One of the first tenants of building a PLC culture is to ensure the focus is on learning. This focus on learning consists of a few main ideas. One big idea is built around the concept of ensuring your school’s mission statement is tied directly to student learning. This mission should become the reason why you do all that you do. As an example, Adelai Stevenson High School’s mission statement ensures the focus is on learning: “Success for Every Student.” Short, simple, and to the point! The belief of every adult in your building has to align to your school and school district’s mission statement, which ultimately should focus on student learning. Some work may need to be done to ensure your mission is completely focused on student learning – and of course creating your vision statement and collective commitments. There are plenty of resources online to help your school engage in this work collectively.

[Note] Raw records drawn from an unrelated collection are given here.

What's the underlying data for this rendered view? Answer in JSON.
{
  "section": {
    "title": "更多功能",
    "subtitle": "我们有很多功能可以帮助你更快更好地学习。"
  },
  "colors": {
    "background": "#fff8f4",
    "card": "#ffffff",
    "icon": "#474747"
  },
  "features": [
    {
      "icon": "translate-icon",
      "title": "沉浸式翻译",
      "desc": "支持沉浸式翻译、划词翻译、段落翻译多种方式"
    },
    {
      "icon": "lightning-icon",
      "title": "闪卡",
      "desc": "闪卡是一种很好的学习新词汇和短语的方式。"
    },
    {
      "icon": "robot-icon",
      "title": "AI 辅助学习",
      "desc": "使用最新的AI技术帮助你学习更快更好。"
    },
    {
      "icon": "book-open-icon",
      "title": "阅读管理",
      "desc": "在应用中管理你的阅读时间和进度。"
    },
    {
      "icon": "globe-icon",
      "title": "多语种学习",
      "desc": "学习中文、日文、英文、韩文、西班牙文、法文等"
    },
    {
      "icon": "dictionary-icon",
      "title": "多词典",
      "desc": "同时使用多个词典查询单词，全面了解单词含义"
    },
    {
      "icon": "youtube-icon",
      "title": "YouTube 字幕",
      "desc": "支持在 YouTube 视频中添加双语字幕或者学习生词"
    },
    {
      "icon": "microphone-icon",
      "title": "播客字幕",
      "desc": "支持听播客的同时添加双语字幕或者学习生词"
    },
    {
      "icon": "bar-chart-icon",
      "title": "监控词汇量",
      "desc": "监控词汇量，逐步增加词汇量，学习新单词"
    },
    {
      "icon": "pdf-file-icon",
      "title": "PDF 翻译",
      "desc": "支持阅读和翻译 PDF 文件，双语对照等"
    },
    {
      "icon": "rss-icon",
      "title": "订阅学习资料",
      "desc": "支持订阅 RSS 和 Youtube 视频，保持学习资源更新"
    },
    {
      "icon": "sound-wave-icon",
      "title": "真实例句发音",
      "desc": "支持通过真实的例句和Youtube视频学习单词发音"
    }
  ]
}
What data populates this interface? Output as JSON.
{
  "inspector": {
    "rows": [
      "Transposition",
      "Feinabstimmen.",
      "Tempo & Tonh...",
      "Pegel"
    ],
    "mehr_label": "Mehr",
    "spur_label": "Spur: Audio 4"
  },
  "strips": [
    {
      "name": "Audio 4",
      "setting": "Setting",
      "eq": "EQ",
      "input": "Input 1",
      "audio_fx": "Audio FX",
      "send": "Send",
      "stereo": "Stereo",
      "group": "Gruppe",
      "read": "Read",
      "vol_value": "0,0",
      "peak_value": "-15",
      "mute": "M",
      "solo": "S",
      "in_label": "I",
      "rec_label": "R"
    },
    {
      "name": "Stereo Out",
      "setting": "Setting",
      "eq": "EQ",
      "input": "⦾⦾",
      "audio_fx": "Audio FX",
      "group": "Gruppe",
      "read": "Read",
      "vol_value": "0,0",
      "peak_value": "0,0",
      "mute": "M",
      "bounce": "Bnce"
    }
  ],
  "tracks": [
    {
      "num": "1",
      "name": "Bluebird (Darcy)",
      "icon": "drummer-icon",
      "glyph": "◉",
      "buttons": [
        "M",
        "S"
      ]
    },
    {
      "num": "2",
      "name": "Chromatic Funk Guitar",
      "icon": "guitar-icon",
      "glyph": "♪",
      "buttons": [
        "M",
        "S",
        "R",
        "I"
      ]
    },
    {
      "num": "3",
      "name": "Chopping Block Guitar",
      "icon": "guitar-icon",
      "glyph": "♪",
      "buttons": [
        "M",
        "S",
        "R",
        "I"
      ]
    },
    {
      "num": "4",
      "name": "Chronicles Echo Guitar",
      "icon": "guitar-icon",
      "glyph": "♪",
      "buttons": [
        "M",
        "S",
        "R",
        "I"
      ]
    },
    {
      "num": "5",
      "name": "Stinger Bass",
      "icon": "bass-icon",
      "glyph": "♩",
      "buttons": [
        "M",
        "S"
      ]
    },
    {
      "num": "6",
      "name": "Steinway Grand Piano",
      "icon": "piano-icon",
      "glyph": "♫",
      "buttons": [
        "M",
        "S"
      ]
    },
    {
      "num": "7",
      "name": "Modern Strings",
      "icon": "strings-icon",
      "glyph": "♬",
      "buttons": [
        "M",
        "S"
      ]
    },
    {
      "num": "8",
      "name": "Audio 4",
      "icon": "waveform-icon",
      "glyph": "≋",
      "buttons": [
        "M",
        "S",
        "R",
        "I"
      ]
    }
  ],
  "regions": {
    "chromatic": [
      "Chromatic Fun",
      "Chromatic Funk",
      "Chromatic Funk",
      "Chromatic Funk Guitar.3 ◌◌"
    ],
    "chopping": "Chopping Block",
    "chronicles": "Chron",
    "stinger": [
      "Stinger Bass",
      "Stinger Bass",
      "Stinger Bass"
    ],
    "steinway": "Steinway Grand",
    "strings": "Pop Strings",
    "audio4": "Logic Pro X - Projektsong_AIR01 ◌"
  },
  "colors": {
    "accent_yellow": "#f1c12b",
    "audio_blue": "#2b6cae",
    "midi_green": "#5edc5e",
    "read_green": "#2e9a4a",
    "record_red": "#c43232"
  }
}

My eyes were opened to the PLC concept in 2001 when I first attended a PLC conference and heard Rick DuFour and Bob Eaker speak in Toronto. Since then, I’ve been passionate and committed to the work—so seeing other people who have that same passion and enthusiasm is just AWESOME! It is exciting to be at a conference and watch the participants’ eyes light up with ideas. It is exciting to watch participants taking it all in. It is exciting to watch participants begin thinking about how to take this all back to their schools or districts. The struggle sometimes is with the how. How do we even begin this monumental task of taking all that you learned back to your colleagues and/or supervisors? Read more
In 2001, the National Association of Secondary School Principals wrote: “It is estimated that in the next decade 40 percent of today’s principals will retire. School leaders who are retiring are not being replaced by enough qualified candidates,” (NASSP, 2001). Since then, several articles have been written and research conducted to show that school leadership is linked to student achievement. Finding qualified school leaders is more important than ever if we are to accomplish the ongoing task of improving schools.
In many school districts, this is the time where application processes begin to open up for potential assistant principal or principal vacancies. Not only school leaders should be qualified, but having an extensive knowledge and experience with PLC’s would help today’s school leader tremendously. Read more